*YOUR ASSIGNMENT:* Pull every line with "logo" from the entries below.

*TASK DATA:*
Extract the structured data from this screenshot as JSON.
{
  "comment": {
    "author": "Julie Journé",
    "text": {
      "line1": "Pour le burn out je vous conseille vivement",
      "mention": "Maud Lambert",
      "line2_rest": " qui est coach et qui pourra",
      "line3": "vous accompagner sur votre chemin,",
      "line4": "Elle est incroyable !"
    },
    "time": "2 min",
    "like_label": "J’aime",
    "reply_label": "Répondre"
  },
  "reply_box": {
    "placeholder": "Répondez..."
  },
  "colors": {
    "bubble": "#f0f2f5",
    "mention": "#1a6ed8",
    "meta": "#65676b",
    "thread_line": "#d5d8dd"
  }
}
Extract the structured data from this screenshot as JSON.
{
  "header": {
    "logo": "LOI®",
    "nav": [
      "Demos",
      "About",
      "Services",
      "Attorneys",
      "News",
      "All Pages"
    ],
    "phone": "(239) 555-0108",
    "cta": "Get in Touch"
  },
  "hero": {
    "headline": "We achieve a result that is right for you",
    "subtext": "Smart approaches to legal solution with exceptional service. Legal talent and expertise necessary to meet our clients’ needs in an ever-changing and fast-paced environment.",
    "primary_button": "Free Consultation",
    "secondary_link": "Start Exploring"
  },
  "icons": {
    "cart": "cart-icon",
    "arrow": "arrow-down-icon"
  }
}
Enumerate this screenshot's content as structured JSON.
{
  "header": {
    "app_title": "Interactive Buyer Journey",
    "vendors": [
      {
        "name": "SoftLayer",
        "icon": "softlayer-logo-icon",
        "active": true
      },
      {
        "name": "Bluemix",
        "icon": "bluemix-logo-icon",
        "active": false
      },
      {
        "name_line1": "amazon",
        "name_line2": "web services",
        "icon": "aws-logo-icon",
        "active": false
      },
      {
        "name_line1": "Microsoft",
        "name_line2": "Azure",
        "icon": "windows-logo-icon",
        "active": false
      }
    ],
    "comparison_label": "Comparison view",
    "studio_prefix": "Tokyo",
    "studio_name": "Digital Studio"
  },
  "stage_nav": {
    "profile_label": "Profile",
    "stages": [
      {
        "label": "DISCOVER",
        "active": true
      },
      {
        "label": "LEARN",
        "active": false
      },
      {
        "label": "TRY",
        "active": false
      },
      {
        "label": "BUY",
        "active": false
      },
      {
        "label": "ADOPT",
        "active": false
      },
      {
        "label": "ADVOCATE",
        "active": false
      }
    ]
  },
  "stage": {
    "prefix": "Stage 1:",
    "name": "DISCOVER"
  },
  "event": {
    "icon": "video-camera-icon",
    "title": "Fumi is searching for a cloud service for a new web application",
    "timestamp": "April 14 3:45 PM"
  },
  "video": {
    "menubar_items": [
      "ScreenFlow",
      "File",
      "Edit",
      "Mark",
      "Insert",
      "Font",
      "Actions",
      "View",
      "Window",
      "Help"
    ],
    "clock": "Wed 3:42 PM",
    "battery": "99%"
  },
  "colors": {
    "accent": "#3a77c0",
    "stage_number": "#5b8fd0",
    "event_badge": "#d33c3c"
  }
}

*YOUR RESPONSE:*
    "logo": "LOI®",
        "icon": "softlayer-logo-icon",
        "icon": "bluemix-logo-icon",
        "icon": "aws-logo-icon",
        "icon": "windows-logo-icon",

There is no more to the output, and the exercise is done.